**Work task**: Your copy should match the records exactly, except that no pictures appear in it.

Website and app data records
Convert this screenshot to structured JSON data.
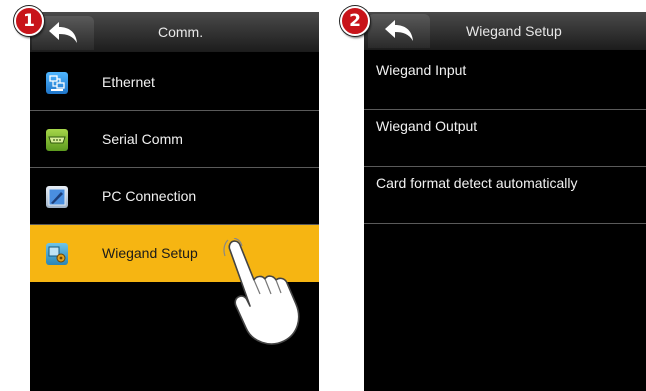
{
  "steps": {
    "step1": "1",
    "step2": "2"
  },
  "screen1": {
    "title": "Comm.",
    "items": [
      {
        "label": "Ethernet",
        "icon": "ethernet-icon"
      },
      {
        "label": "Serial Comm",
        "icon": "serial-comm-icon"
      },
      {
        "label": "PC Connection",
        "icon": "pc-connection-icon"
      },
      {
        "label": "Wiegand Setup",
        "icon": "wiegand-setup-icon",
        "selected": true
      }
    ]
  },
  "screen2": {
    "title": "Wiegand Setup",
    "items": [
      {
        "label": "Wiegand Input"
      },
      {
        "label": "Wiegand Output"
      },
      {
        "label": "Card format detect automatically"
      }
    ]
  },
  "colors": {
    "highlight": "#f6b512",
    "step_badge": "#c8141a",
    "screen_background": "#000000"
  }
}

**Reply to the exercise**:
Convert this screenshot to structured JSON data.
{
  "steps": {
    "step1": "1",
    "step2": "2"
  },
  "screen1": {
    "title": "Comm.",
    "items": [
      {
        "label": "Ethernet",
        "icon": "ethernet-icon"
      },
      {
        "label": "Serial Comm",
        "icon": "serial-comm-icon"
      },
      {
        "label": "PC Connection",
        "icon": "pc-connection-icon"
      },
      {
        "label": "Wiegand Setup",
        "icon": "wiegand-setup-icon",
        "selected": true
      }
    ]
  },
  "screen2": {
    "title": "Wiegand Setup",
    "items": [
      {
        "label": "Wiegand Input"
      },
      {
        "label": "Wiegand Output"
      },
      {
        "label": "Card format detect automatically"
      }
    ]
  },
  "colors": {
    "highlight": "#f6b512",
    "step_badge": "#c8141a",
    "screen_background": "#000000"
  }
}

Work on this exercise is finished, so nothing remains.